Records contained in a dataset
┄┄┄┄┄┄┄┄┄┄
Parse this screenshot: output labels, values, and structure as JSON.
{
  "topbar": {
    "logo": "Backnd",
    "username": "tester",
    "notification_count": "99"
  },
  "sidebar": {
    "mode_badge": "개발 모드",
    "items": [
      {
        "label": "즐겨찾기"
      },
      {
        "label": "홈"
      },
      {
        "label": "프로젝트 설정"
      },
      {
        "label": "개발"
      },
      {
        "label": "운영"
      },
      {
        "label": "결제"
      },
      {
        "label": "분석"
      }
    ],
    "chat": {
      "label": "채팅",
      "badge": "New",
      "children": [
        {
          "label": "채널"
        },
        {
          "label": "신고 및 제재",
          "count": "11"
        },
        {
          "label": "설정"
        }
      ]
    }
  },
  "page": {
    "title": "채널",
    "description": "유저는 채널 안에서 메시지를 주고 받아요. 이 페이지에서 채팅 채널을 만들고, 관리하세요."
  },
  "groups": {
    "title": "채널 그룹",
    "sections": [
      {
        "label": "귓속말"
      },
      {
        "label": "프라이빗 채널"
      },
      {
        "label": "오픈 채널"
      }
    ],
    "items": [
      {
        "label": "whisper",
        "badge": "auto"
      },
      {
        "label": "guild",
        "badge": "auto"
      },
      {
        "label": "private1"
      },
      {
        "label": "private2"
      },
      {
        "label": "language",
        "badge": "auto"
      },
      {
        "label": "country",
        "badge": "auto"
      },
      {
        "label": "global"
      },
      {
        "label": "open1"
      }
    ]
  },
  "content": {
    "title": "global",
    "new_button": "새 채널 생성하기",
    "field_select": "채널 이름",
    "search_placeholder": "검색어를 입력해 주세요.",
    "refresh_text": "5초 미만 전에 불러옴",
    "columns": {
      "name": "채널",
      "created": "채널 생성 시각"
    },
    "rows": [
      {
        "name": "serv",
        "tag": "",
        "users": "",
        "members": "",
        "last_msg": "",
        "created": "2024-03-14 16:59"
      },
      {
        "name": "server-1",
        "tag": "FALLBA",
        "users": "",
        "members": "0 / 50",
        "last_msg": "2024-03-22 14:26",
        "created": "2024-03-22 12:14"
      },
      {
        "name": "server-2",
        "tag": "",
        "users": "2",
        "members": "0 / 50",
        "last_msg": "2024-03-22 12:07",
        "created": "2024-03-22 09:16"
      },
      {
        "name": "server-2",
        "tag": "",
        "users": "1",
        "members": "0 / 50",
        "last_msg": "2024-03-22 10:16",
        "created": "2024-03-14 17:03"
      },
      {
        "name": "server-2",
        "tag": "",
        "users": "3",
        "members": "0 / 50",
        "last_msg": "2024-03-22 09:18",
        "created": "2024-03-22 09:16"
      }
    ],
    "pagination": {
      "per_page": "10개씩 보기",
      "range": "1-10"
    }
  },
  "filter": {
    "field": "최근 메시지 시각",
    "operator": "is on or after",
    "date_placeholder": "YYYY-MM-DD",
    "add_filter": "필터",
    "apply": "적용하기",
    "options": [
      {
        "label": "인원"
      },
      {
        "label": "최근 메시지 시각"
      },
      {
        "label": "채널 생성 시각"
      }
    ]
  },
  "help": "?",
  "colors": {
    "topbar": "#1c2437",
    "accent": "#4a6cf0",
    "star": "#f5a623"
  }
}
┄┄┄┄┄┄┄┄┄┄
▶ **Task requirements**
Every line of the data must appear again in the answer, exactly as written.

▶ **Worked solution**
Parse this screenshot: output labels, values, and structure as JSON.
{
  "topbar": {
    "logo": "Backnd",
    "username": "tester",
    "notification_count": "99"
  },
  "sidebar": {
    "mode_badge": "개발 모드",
    "items": [
      {
        "label": "즐겨찾기"
      },
      {
        "label": "홈"
      },
      {
        "label": "프로젝트 설정"
      },
      {
        "label": "개발"
      },
      {
        "label": "운영"
      },
      {
        "label": "결제"
      },
      {
        "label": "분석"
      }
    ],
    "chat": {
      "label": "채팅",
      "badge": "New",
      "children": [
        {
          "label": "채널"
        },
        {
          "label": "신고 및 제재",
          "count": "11"
        },
        {
          "label": "설정"
        }
      ]
    }
  },
  "page": {
    "title": "채널",
    "description": "유저는 채널 안에서 메시지를 주고 받아요. 이 페이지에서 채팅 채널을 만들고, 관리하세요."
  },
  "groups": {
    "title": "채널 그룹",
    "sections": [
      {
        "label": "귓속말"
      },
      {
        "label": "프라이빗 채널"
      },
      {
        "label": "오픈 채널"
      }
    ],
    "items": [
      {
        "label": "whisper",
        "badge": "auto"
      },
      {
        "label": "guild",
        "badge": "auto"
      },
      {
        "label": "private1"
      },
      {
        "label": "private2"
      },
      {
        "label": "language",
        "badge": "auto"
      },
      {
        "label": "country",
        "badge": "auto"
      },
      {
        "label": "global"
      },
      {
        "label": "open1"
      }
    ]
  },
  "content": {
    "title": "global",
    "new_button": "새 채널 생성하기",
    "field_select": "채널 이름",
    "search_placeholder": "검색어를 입력해 주세요.",
    "refresh_text": "5초 미만 전에 불러옴",
    "columns": {
      "name": "채널",
      "created": "채널 생성 시각"
    },
    "rows": [
      {
        "name": "serv",
        "tag": "",
        "users": "",
        "members": "",
        "last_msg": "",
        "created": "2024-03-14 16:59"
      },
      {
        "name": "server-1",
        "tag": "FALLBA",
        "users": "",
        "members": "0 / 50",
        "last_msg": "2024-03-22 14:26",
        "created": "2024-03-22 12:14"
      },
      {
        "name": "server-2",
        "tag": "",
        "users": "2",
        "members": "0 / 50",
        "last_msg": "2024-03-22 12:07",
        "created": "2024-03-22 09:16"
      },
      {
        "name": "server-2",
        "tag": "",
        "users": "1",
        "members": "0 / 50",
        "last_msg": "2024-03-22 10:16",
        "created": "2024-03-14 17:03"
      },
      {
        "name": "server-2",
        "tag": "",
        "users": "3",
        "members": "0 / 50",
        "last_msg": "2024-03-22 09:18",
        "created": "2024-03-22 09:16"
      }
    ],
    "pagination": {
      "per_page": "10개씩 보기",
      "range": "1-10"
    }
  },
  "filter": {
    "field": "최근 메시지 시각",
    "operator": "is on or after",
    "date_placeholder": "YYYY-MM-DD",
    "add_filter": "필터",
    "apply": "적용하기",
    "options": [
      {
        "label": "인원"
      },
      {
        "label": "최근 메시지 시각"
      },
      {
        "label": "채널 생성 시각"
      }
    ]
  },
  "help": "?",
  "colors": {
    "topbar": "#1c2437",
    "accent": "#4a6cf0",
    "star": "#f5a623"
  }
}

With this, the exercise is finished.